Last night, November 11th, Downsizing was screening at Regal Dole Cannery Theater as a part of the 37th Hawaii International Film Festival. Because Downsizing is directed by Alexander Payne, who previously has directed films as The Descendants, Sideways and Nebraska, the expectations was high.
The film revolves around the environmental problems caused by the increasing population on the plant and how to handle them; by Downsizing. Downsizing is a medical procedure, where it is possible to shrink humans and thereby lower the humans impact on the environment.
The film follows the couple Paul (Matt Damon) and Audrey (Kristen Wiig), who struggles to make ends meet and decides to get small and move to Leisure Land in the search for a better life. While Paul is undergoing his transformation into small, Audrey bails out and leaves for the airport. Paul is left alone at Leisure Land with a noisy neighbor, which ends up leading to him meeting the bossy Vietnamese women Ngoc. Paul helps Ngoc with her legs and ends up going to Norway with her, the noisy neighbor and his friend. It’s all very confusing from here.
The idea about downsizing has the potential to become an incredible story, but unfortunately, I personally don’t think the film met the expectations.
The first half of the film was fascinating and really well told; the entire idea about downsizing and the actual process of becoming 5” tall was really well developed and told with a confidence, so it appears very realistic.
The second part of the film seemed rather misplaced. It seems like the main character want to get out of his situation helping Ngoc and lies about going to Norway, suddenly Ngoc wants to go to Norway too and they all ends up going. The purpose of the trip, or how it even came up is very unclear. All the way through the film, there is used a lot of humor, which works really well for the most of it. Though, towards the end of the film this humor seems very forces and gets a bit awkward and weird, and it seems like especially Ngoc’s role is overdone and taken too far.
Furthermore, the film is missing a clear ending. Well yes, we got the happy ending for our main character, but there’s still a lot of loose ends, who should have been tied.
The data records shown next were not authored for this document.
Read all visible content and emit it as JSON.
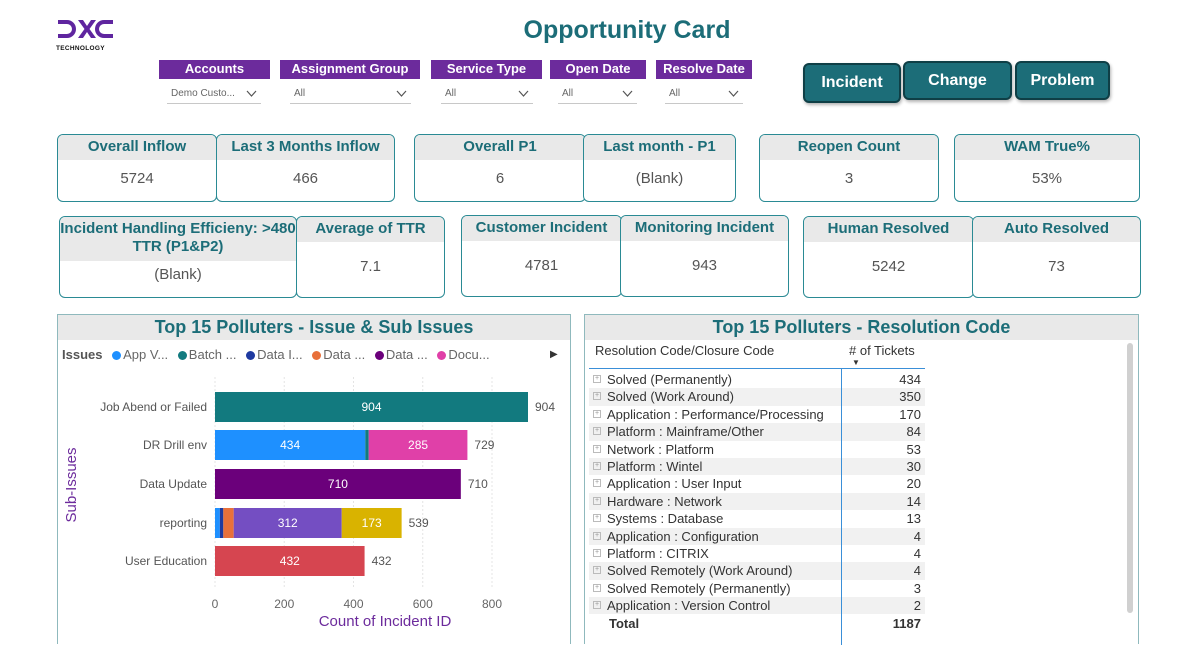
{
  "logo": {
    "text": "DXC",
    "subtitle": "TECHNOLOGY",
    "color": "#5f259f"
  },
  "page_title": "Opportunity Card",
  "slicers": [
    {
      "label": "Accounts",
      "value": "Demo Custo..."
    },
    {
      "label": "Assignment Group",
      "value": "All"
    },
    {
      "label": "Service Type",
      "value": "All"
    },
    {
      "label": "Open Date",
      "value": "All"
    },
    {
      "label": "Resolve Date",
      "value": "All"
    }
  ],
  "type_buttons": [
    "Incident",
    "Change",
    "Problem"
  ],
  "kpis": [
    {
      "label": "Overall Inflow",
      "value": "5724"
    },
    {
      "label": "Last 3 Months Inflow",
      "value": "466"
    },
    {
      "label": "Overall P1",
      "value": "6"
    },
    {
      "label": "Last month - P1",
      "value": "(Blank)"
    },
    {
      "label": "Reopen Count",
      "value": "3"
    },
    {
      "label": "WAM True%",
      "value": "53%"
    },
    {
      "label": "Incident Handling Efficieny: >480 TTR (P1&P2)",
      "value": "(Blank)"
    },
    {
      "label": "Average of TTR",
      "value": "7.1"
    },
    {
      "label": "Customer Incident",
      "value": "4781"
    },
    {
      "label": "Monitoring Incident",
      "value": "943"
    },
    {
      "label": "Human Resolved",
      "value": "5242"
    },
    {
      "label": "Auto Resolved",
      "value": "73"
    }
  ],
  "polluters_issue": {
    "title": "Top 15 Polluters - Issue & Sub Issues",
    "legend_title": "Issues",
    "legend_items": [
      {
        "label": "App V...",
        "color": "#1e90ff"
      },
      {
        "label": "Batch ...",
        "color": "#127a7f"
      },
      {
        "label": "Data I...",
        "color": "#1f3aa0"
      },
      {
        "label": "Data ...",
        "color": "#e8703a"
      },
      {
        "label": "Data ...",
        "color": "#6b007b"
      },
      {
        "label": "Docu...",
        "color": "#e040a8"
      }
    ]
  },
  "chart_data": {
    "type": "bar",
    "orientation": "horizontal",
    "stacked": true,
    "ylabel": "Sub-Issues",
    "xlabel": "Count of Incident ID",
    "xlim": [
      0,
      900
    ],
    "xticks": [
      0,
      200,
      400,
      600,
      800
    ],
    "categories": [
      "Job Abend or Failed",
      "DR Drill env",
      "Data Update",
      "reporting",
      "User Education"
    ],
    "totals": [
      904,
      729,
      710,
      539,
      432
    ],
    "segments": [
      [
        {
          "value": 904,
          "color": "#127a7f",
          "label": "904"
        }
      ],
      [
        {
          "value": 434,
          "color": "#1e90ff",
          "label": "434"
        },
        {
          "value": 10,
          "color": "#127a7f",
          "label": ""
        },
        {
          "value": 285,
          "color": "#e040a8",
          "label": "285"
        }
      ],
      [
        {
          "value": 710,
          "color": "#6b007b",
          "label": "710"
        }
      ],
      [
        {
          "value": 14,
          "color": "#1e90ff",
          "label": ""
        },
        {
          "value": 10,
          "color": "#1f3aa0",
          "label": ""
        },
        {
          "value": 30,
          "color": "#e8703a",
          "label": ""
        },
        {
          "value": 312,
          "color": "#744ec2",
          "label": "312"
        },
        {
          "value": 173,
          "color": "#d9b300",
          "label": "173"
        }
      ],
      [
        {
          "value": 432,
          "color": "#d64550",
          "label": "432"
        }
      ]
    ]
  },
  "resolution": {
    "title": "Top 15 Polluters - Resolution Code",
    "col_code": "Resolution Code/Closure Code",
    "col_count": "# of Tickets",
    "rows": [
      {
        "code": "Solved (Permanently)",
        "count": "434"
      },
      {
        "code": "Solved (Work Around)",
        "count": "350"
      },
      {
        "code": "Application : Performance/Processing",
        "count": "170"
      },
      {
        "code": "Platform : Mainframe/Other",
        "count": "84"
      },
      {
        "code": "Network : Platform",
        "count": "53"
      },
      {
        "code": "Platform : Wintel",
        "count": "30"
      },
      {
        "code": "Application : User Input",
        "count": "20"
      },
      {
        "code": "Hardware : Network",
        "count": "14"
      },
      {
        "code": "Systems : Database",
        "count": "13"
      },
      {
        "code": "Application : Configuration",
        "count": "4"
      },
      {
        "code": "Platform : CITRIX",
        "count": "4"
      },
      {
        "code": "Solved Remotely (Work Around)",
        "count": "4"
      },
      {
        "code": "Solved Remotely (Permanently)",
        "count": "3"
      },
      {
        "code": "Application : Version Control",
        "count": "2"
      }
    ],
    "total_label": "Total",
    "total_value": "1187"
  }
}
Along with the poor writing, there were some significant mistakes in between scenes, where details in cuts should have been more precise. This made the film and editing appear a bit sloppy. Throughout the film it was very questionable what the point of it all even was.
It seems like Alexander Payne wanted to create a film to raise awareness about the environment as well as the increasing population in the world. I think this overshadows the actual story of the film; within the first few minutes the point about the environment has been proven, but this is the film’s focus until the very end. It’s a shame, because the entire thought process behind the downsizing concept is really fascinating.
Despite the criticism, Downsizing managed to make the statement, that we should be aware of the environmental situation – and that it’s the little things that count. I would still recommend everyone to go see it – or maybe just the first half – because I really find the idea fascinating and fun, and it is film with the heart in the right place.